 Pilot study of responsive nucleus accumbens deep brain stimulation for loss-of-control eating. Shivacharan RS, Rolle CE, Barbosa DAN, Cunningham TN, Feng A, Johnson ND, Safer DL, Bohon C, Keller C, Buch VP, Parker JJ, Azagury DE, Tass PA, Bhati MT, Malenka RC, Lock JD, Halpern CH. Nat Med. 2022 Sep;28(9):1791-1796.
Eating Disorders (National Institute of Mental Health/NIH)
Casey Halpern (Penn Medicine, Philadelphia)
Cara Bohon (Stanford University, Stanford, CA)
NIH Support: National Institute of Mental Health; National Institute of Neurological Disorders and Stroke
Posted on by Lawrence Tabak, D.D.S., Ph.D.
You’ve likely seen pictures of a human brain showing its smooth, folded outer layer, known as the cerebral cortex. Maybe you’ve also seen diagrams highlighting some of the brain’s major internal, or subcortical, structures.
These familiar representations, however, overlook the brain’s intricate internal wiring that power our thoughts and actions. This wiring consists of tightly bundled neural projections, called fiber tracts, that connect different parts of the brain into an integrated neural communications network.
The actual patterns of these fiber tracts are represented here and serve as the featured attraction in this award-winning image from the 2022 Show Us Your BRAINs Photo and Video contest. The contest is supported by NIH’s Brain Research through Advancing Innovative Neurotechnologies® (BRAIN) Initiative.
Let’s take a closer look. At the center of the brain, you see some of the major subcortical structures: hippocampus (orange), amygdala (pink), putamen (magenta), caudate nucleus (purple), and nucleus accumbens (green). The fiber tracts are presented as colorful, yarn-like projections outside of those subcortical and other brain structures. The various colors, like a wiring diagram, distinguish the different fiber tracts and their specific connections.
This award-winning atlas of brain connectivity comes from Sahar Ahmad, Ye Wu, and Pew-Thian Yap, The University of North Carolina, Chapel Hill. The UNC Chapel Hill team produced this image using a non-invasive technique called diffusion MRI tractography. It’s an emerging approach with many new possibilities for neuroscience and the clinic . Ahmad’s team is putting it to work to map the brain’s many neural connections and how they change across the human lifespan.

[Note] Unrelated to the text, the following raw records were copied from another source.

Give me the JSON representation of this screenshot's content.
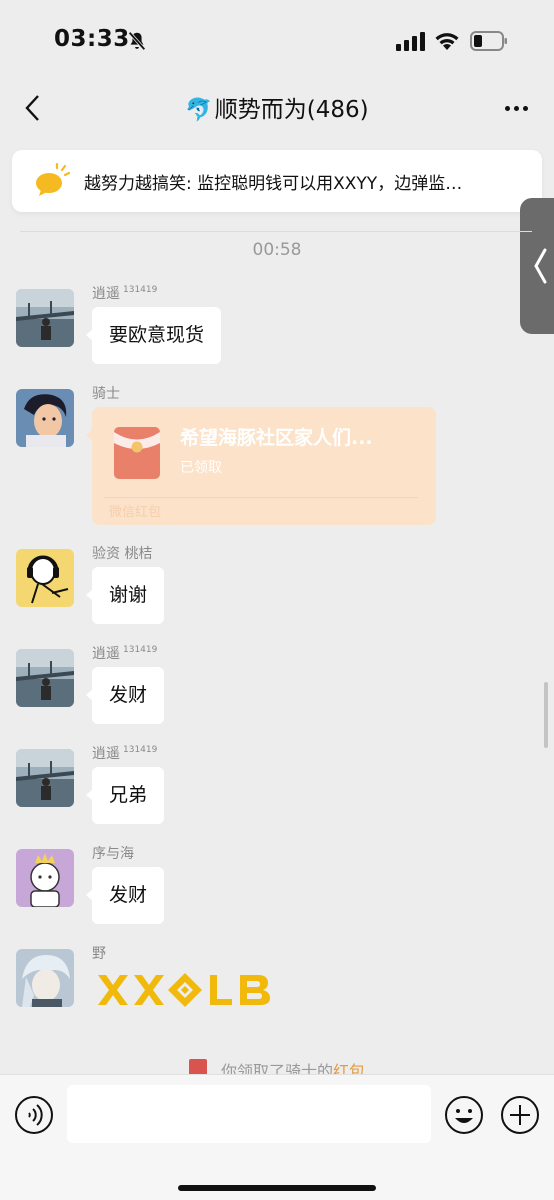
{
  "status_bar": {
    "time": "03:33"
  },
  "nav": {
    "title_emoji": "🐬",
    "title": "顺势而为(486)"
  },
  "announcement": {
    "text": "越努力越搞笑: 监控聪明钱可以用XXYY，边弹监…"
  },
  "chat": {
    "timestamp": "00:58",
    "messages": [
      {
        "sender": "逍遥",
        "badge": "131419",
        "text": "要欧意现货"
      },
      {
        "sender": "骑士",
        "type": "red_packet",
        "rp_title": "希望海豚社区家人们...",
        "rp_status": "已领取",
        "rp_label": "微信红包"
      },
      {
        "sender": "验资 桃桔",
        "text": "谢谢"
      },
      {
        "sender": "逍遥",
        "badge": "131419",
        "text": "发财"
      },
      {
        "sender": "逍遥",
        "badge": "131419",
        "text": "兄弟"
      },
      {
        "sender": "序与海",
        "text": "发财"
      },
      {
        "sender": "野",
        "type": "image",
        "image_text": "XX◈LB"
      }
    ],
    "system_notice": {
      "prefix": "你领取了骑士的",
      "link": "红包"
    }
  },
  "colors": {
    "red_packet_bg": "#fbe2c9",
    "logo_gold": "#f0b90b",
    "background": "#ededed"
  },
  "input": {
    "value": "",
    "placeholder": ""
  }
}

In fact, the connectivity atlas you see here isn’t from a single human brain. It’s actually a compilation of images of the brains of multiple 30-year-olds. The researchers are using this brain imaging approach to visualize changes in the brain and its fiber tracts as people grow, develop, and mature from infancy into old age.
Sahar says their comparisons of such images show that early in life, many dynamic changes occur in the brain’s fiber tracts. Once a person reaches young adulthood, the connective wiring tends to stabilize until old age, when fiber tracts begin to break down. These and other similarly precise atlases of the human brain promise to reveal fascinating insights into brain organization and the functional dynamics of its architecture, now and in the future.
 Diffusion MRI fiber tractography of the brain. Jeurissen B, Descoteaux M, Mori S, Leemans A. NMR Biomed. 2019 Apr;32(4):e3785.
Brain Basics: Know Your Brain (National Institute of Neurological Disorders and Stroke/NIH)
Sahar Ahmad (The University of North Carolina, Chapel Hill)
Ye Wu (The University of North Carolina, Chapel Hill)
Pew-Thian Yap (The University of North Carolina, Chapel Hill)
Show Us Your BRAINs Photo & Video Contest (BRAIN Initiative)
NIH Support: BRAIN Initiative; National Institute of Mental Health